Road classic t r uck
142

HYPOTHESIS 4:

Tons.Km by m ode : hypothesis 4


250000

Road Classic Truck


Road Megat ruck
Combined Transport
200000

150000

100000

50000

0
0 - 10 0 km 10 0 - 2 0 0 2 0 0 - 3 0 0 3 0 0 - 4 0 0 4 0 0 - 5 0 0 5 0 0 - 6 0 0 6 0 0 - 7 0 0 7 0 0 - 8 0 0 8 0 0 - 9 0 0 900 - 10 0 0 - 110 0 - 12 0 0 - 13 0 0 - 14 0 0 - 15 0 0 - 16 0 0 - 17 0 0 - 18 0 0 - 19 0 0 -

km km km km km km km km 10 0 0 km 110 0 km 12 0 0 km 13 0 0 km 14 0 0 km 15 0 0 km 16 0 0 km 17 0 0 km 18 0 0 km 19 0 0 km 2 0 0 0 km

D i st a n c e b e t we e n Or i gi n a n d D e st i n a t i o n

TK by mode and distance (included post and pre shipment in classic truck or Mega-Truck for combined
transport, a shipment by Mega-Truck is possible but not very likely)
The distance is overland: it does not take into account ferries

Proportion of m ode by distance for Tons.Km


100%

80%

60%

40%

20%

Combined t ranspor t
0% Road megat ruck
0 - 100 100 - 200 - 300 - 400 - 500 - 600 - 700 - 800 - 900 - 1000 - 1100 - 1200 - 1300 - 1400 - 1500 - 1600 - 1700 - 1800 - 1900 -
Road classic t r uck
km 200 k m 300 k m 400 km 500 km 600 k m 700 k m 800 k m 900 k m 1000 1100 1200 1300 1400 1500 1600 1700 1800 1900 2000
km km km km km km km km km km km

D i st ance b et w een Or i g i n and D est inat io n


143

HYPOTHESIS 5:
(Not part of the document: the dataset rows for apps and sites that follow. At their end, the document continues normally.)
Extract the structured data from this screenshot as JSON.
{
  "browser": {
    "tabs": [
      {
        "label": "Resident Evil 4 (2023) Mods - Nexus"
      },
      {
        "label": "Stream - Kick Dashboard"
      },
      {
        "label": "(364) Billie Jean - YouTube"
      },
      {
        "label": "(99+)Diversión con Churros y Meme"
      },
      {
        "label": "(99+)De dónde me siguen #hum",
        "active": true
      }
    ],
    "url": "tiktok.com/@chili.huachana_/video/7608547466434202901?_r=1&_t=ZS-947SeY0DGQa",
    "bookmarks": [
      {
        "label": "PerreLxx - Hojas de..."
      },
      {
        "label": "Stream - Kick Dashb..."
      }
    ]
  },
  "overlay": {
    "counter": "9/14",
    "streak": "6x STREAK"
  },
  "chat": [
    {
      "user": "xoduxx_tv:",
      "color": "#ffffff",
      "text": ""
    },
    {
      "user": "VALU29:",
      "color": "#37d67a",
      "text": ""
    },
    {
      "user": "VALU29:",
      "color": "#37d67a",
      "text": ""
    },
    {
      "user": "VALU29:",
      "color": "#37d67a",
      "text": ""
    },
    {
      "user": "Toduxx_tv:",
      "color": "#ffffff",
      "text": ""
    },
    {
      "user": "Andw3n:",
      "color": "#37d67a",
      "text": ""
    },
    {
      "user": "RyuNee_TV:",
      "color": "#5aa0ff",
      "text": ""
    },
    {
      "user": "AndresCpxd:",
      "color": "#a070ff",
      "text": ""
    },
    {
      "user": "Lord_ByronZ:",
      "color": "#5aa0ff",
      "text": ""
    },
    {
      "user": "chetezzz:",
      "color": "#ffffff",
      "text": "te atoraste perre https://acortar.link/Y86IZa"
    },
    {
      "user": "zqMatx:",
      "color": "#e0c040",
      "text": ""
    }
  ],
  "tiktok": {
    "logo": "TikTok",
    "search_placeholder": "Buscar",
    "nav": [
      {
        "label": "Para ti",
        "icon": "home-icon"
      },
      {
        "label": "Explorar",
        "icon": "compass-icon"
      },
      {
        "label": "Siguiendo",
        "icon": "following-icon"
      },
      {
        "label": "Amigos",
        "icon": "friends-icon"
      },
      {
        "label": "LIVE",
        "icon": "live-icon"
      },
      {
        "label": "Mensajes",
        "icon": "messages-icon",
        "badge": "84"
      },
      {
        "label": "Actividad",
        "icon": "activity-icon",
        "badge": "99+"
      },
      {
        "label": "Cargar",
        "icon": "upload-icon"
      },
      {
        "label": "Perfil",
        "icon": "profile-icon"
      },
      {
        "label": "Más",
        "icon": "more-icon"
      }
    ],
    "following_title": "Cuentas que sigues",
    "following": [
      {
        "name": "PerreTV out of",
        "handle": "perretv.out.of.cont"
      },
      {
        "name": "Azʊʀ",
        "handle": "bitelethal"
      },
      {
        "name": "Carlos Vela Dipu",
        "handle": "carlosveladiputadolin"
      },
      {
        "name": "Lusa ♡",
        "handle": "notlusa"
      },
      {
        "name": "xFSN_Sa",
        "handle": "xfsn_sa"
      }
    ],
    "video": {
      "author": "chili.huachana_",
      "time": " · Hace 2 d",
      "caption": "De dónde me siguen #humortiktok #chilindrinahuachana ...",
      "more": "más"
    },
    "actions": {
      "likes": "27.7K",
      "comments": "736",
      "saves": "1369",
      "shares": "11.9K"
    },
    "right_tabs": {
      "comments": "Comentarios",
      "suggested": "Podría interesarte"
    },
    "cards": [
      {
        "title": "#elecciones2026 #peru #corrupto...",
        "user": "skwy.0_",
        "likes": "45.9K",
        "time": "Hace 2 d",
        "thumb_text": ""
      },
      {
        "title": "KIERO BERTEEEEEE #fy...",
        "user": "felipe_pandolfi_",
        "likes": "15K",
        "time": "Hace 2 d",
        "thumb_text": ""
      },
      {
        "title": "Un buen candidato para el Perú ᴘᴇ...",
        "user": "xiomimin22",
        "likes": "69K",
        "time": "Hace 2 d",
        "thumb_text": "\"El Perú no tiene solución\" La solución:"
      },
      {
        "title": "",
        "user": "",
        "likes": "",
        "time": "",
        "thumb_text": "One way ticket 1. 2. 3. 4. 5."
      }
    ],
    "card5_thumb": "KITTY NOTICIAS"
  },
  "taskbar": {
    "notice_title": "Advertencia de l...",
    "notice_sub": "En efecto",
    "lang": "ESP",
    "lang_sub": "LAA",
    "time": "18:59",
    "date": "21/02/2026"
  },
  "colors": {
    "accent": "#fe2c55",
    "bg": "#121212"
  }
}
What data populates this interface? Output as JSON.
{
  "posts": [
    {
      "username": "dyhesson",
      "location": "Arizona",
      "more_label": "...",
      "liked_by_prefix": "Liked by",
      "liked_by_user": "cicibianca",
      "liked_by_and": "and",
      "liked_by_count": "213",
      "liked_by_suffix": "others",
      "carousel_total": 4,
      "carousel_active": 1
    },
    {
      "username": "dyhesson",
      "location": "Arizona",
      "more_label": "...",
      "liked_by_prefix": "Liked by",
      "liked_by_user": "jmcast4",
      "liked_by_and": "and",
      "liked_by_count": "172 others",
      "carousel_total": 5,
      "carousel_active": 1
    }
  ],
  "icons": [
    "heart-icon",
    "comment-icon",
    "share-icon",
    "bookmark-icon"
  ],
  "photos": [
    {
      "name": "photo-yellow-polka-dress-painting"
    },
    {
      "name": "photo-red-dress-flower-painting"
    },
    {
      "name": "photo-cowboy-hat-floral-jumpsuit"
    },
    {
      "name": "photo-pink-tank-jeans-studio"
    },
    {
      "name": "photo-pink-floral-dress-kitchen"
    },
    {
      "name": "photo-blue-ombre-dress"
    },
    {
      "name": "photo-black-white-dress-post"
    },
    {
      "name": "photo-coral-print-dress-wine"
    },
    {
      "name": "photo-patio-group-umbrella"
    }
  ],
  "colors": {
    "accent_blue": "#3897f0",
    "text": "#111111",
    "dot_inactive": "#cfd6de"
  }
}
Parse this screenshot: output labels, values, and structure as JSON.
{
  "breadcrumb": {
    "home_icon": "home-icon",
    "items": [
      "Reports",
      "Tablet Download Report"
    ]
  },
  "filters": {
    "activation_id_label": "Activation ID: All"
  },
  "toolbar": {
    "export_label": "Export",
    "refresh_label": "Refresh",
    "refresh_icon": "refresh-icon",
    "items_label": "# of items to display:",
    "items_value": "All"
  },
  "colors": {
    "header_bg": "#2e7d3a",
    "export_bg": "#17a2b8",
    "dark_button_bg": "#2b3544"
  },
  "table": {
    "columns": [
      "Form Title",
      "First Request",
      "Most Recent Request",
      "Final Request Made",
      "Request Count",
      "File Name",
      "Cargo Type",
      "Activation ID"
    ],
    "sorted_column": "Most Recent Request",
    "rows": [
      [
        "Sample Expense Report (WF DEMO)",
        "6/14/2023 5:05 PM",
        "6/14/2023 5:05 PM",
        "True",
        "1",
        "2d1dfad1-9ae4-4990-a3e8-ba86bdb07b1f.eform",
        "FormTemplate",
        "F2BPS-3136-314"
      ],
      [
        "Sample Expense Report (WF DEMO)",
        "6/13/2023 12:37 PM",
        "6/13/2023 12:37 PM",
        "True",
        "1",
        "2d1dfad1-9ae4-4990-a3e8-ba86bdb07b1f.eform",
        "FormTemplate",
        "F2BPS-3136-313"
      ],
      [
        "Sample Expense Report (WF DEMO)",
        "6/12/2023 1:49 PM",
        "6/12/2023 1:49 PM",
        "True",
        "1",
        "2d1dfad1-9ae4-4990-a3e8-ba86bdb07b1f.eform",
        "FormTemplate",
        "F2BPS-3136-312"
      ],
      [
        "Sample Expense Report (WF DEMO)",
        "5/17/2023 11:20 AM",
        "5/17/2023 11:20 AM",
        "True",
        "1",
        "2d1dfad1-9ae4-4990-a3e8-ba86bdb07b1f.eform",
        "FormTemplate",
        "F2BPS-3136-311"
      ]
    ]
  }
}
Tons.Km by m ode : hypothesis 5


250000

Road Classic Truck


Road Megat r uck
200000 Combined Transpor t

150000

100000

50000

0
0 - 100 100 - 200 200 -300 300 - 400 400 - 500 500 - 600 600 - 700 700 -800 800 -900 900 - 1000 - 1100 - 1200 - 1300 - 1400 - 1500 - 1600 - 1700 - 1800 - 1900 -
km km km km km km km km km 1000 km 1100 km 1200 k m 1300 k m 1400 km 1500 k m 1600 k m 1700 km 1800 km 1900 k m 2000 k m

D ist ance b et w een O r i g in and D est inat i o n

Proportion of m ode by distance for Tons.Km


100%

80%

60%

40%

20%

Combined t r ansport
0% Road megat r uck
0 - 100 100 - 200 - 300 - 400 - 500 - 600 - 700 - 800 - 900 - 1000 - 1100 - 1200 - 1300 - 1400 - 1500 - 1600 - 1700 - 1800 - 1900 -
Road classic t r uck
km 200 k m 300 k m 400 km 500 km 600 k m 700 k m 800 k m 900 k m 1000 1100 1200 1300 1400 1500 1600 1700 1800 1900 2000
km km km km km km km km km km km

D i st ance b et w een Or i g i n and D est inat io n


144

HYPOTHESIS 6:

Tons.Km by m ode : hypothesis 6


250000

Road Classic Truck


Road Megat ruck
Combined Tr ansport
200000

150000

100000

50000

0
0 - 100 100 - 200 200 -300 300 - 400 400 - 500 500 - 600 600 - 700 700 -800 800 -900 900 - 1000 - 1100 - 1200 - 1300 - 1400 - 1500 - 1600 - 1700 - 1800 - 1900 -
km km km km km km km km km 1000 k m 1100 km 1200 k m 1300 k m 1400 k m 1500 k m 1600 k m 1700 km 1800 km 1900 k m 2000 k m

D i st ance b et w een O r i g in and D est inat io n

Proportion of m ode by distance for Tons.Km


100%

80%

60%

40%

20%

Combined t r ansport
0% Road megat r uck
0 - 100 100 - 200 - 300 - 400 - 500 - 600 - 700 - 800 - 900 - 1000 - 1100 - 1200 - 1300 - 1400 - 1500 - 1600 - 1700 - 1800 - 1900 -
Road classic t r uck
km 200 k m 300 k m 400 km 500 km 600 k m 700 k m 800 k m 900 k m 1000 1100 1200 1300 1400 1500 1600 1700 1800 1900 2000
km km km km km km km km km km km

D i st ance b et w een Or i g i n and D est inat io n